The International Monetary Fund’s regional technical assistance centre in Southern Africa's advisor, Gregory Legoff, has advised Namibia to include illegal economic activities based on mutual agreements in the assessment of economic growth in order to have a more accurate picture.
Legoff was speaking at a public presentation on national accounts and rebasing at an event hosted by the Namibia Statistics Agency (NSA).
“Drug trafficking and prostitution maybe illegal but they are part of the GDP. It may be illegal by law or illegal because it’s undertaken without authorisation but it is an economic activity because there is consumption,” he said.
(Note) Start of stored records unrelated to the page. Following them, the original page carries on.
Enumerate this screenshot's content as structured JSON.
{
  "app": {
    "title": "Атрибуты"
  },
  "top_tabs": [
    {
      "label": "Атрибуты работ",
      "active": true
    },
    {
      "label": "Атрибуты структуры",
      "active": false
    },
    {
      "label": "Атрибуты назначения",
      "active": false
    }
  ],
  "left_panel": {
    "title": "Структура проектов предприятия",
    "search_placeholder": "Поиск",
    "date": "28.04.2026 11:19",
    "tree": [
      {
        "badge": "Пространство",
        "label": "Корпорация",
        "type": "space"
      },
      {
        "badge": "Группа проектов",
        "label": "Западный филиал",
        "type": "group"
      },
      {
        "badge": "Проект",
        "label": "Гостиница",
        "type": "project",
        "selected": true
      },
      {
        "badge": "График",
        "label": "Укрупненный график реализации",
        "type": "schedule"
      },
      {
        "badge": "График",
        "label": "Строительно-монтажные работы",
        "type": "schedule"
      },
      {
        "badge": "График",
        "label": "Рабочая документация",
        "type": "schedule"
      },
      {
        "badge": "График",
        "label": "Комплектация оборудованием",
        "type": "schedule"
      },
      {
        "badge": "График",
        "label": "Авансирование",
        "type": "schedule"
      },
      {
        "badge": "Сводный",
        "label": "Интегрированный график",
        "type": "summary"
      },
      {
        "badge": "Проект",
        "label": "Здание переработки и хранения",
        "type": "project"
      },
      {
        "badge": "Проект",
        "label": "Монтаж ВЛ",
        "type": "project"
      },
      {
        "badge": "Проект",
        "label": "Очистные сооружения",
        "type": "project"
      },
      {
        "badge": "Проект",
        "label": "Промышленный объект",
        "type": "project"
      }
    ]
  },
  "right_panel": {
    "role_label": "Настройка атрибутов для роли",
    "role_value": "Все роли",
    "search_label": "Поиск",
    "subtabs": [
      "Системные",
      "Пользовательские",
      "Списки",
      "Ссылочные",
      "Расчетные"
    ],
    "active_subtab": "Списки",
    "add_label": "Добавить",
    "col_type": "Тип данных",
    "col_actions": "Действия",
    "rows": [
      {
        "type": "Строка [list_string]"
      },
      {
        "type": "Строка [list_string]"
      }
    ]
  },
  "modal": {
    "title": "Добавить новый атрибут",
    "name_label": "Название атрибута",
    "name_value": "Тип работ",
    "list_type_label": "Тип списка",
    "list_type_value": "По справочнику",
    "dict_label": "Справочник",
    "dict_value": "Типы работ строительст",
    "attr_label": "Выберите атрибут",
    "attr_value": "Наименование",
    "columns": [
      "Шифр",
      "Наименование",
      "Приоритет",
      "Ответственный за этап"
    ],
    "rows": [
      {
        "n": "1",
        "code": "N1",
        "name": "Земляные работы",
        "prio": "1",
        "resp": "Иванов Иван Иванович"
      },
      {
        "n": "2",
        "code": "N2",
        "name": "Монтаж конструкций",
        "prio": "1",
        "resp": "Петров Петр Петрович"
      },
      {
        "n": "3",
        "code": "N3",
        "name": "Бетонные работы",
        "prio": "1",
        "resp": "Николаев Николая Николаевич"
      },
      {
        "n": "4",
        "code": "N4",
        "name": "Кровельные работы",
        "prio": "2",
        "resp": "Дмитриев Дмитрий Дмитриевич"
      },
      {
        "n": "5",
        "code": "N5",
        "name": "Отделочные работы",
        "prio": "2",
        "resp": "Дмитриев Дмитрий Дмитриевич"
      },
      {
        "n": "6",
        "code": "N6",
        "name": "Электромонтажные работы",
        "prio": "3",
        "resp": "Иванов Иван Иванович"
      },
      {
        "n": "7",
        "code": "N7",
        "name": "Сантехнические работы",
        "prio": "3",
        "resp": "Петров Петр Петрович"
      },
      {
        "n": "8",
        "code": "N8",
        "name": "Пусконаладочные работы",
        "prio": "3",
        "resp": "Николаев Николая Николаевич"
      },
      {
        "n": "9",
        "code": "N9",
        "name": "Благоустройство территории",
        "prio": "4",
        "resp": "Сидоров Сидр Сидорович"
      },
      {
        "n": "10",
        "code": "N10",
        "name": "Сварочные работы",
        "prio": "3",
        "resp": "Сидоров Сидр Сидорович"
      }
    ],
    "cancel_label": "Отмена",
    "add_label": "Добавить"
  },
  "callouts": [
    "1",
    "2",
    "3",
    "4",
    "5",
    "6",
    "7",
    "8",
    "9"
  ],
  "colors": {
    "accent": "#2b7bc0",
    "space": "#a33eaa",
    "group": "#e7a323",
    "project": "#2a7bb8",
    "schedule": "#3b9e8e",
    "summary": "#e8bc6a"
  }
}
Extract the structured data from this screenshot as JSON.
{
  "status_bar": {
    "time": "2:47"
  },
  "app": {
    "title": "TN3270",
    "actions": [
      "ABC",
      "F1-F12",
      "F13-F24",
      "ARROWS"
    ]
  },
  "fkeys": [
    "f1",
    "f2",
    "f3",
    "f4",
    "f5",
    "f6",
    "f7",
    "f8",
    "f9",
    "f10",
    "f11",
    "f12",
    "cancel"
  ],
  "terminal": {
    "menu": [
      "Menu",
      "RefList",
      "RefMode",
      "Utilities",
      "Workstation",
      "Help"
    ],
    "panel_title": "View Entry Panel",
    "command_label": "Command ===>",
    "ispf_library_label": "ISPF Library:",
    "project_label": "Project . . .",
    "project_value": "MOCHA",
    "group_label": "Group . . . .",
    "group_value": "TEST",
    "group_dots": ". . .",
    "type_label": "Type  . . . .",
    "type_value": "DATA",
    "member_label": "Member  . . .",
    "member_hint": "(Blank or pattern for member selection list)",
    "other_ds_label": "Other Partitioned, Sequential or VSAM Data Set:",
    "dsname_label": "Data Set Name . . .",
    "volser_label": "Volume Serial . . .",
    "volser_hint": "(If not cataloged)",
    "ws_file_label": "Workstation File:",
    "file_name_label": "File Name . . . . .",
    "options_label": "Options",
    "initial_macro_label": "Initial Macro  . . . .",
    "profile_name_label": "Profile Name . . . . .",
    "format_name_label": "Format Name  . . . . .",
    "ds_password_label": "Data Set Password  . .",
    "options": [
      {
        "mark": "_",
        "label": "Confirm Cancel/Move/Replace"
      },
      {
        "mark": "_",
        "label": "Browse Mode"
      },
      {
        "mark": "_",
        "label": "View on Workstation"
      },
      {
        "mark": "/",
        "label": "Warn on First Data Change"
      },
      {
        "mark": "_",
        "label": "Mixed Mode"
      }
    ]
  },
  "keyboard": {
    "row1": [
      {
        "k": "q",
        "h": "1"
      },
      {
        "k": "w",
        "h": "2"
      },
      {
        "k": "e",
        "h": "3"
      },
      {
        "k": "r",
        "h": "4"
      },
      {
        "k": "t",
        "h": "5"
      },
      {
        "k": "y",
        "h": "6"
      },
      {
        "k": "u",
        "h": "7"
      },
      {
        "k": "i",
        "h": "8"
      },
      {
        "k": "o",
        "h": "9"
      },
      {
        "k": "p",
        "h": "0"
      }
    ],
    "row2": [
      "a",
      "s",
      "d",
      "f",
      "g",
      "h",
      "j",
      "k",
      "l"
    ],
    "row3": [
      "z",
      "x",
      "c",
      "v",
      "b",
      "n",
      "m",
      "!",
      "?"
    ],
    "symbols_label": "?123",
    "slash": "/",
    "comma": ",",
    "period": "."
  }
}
However, experts have submitted that there is an ethical or moral issue that arises in attempting to include the underground economy in official GDP figures.
“The question that comes to the forefront is if activities such as drug sales or prostitution are recognised as activities that provide economic growth and contribute to a nation's GDP, on what basis then can the government brand such activities as illegal?” writes Investopedia.
Legoff said government could rather focus on activities in the underground economy that are being done on a significantly larger scale.
“In countries like Colombia drug trafficking is big, they have made efforts to include that in their GDP. Prostitution is being done in the UK and they have done surveys. South Africa has estimates for drug trafficking, it’s not done in may countries but we encourage this design particularly during the rebase,” he said.
In his presentation, he said rebasing is necessary to incorporate structural economic changes in the estimates and measures growth accurately.
The move to factor in the illicit trade in drugs and prostitution was estimated four years ago to add £65bn, almost 5 percent of the overall UK economy, to the economy.
This has however been unpopular with many commentators in Europe.
However, Investopedia reports that the underground economy is estimated to account for as much as one-third of the total economy in developing countries and slightly more than 10% of the total economy in developed countries.
A number of countries including Ireland and Italy have also begun to change the way they calculate their respective GDPs, factoring in illegal activities, a move which could see billions of dollars added to the GDPs of a number of European economies in the near future reported the Financier in 2014.
More European countries are expected to follow suite.
Although the idea is welcome, but it does not currently fall anywhere near what NSA is mandated to do.
However, The Villager wanted to know if this did not have a potential to justify crime.
“I don’t know how it will encourage crime but obviously we can not do that because it is not part of our scope. But it will be good to be aware of those transactions that are illegal. It will curb illegal activities and bringing it out shows how it affects the economy negatively,” said NSA chief executive officer, Alex Shimuafeni.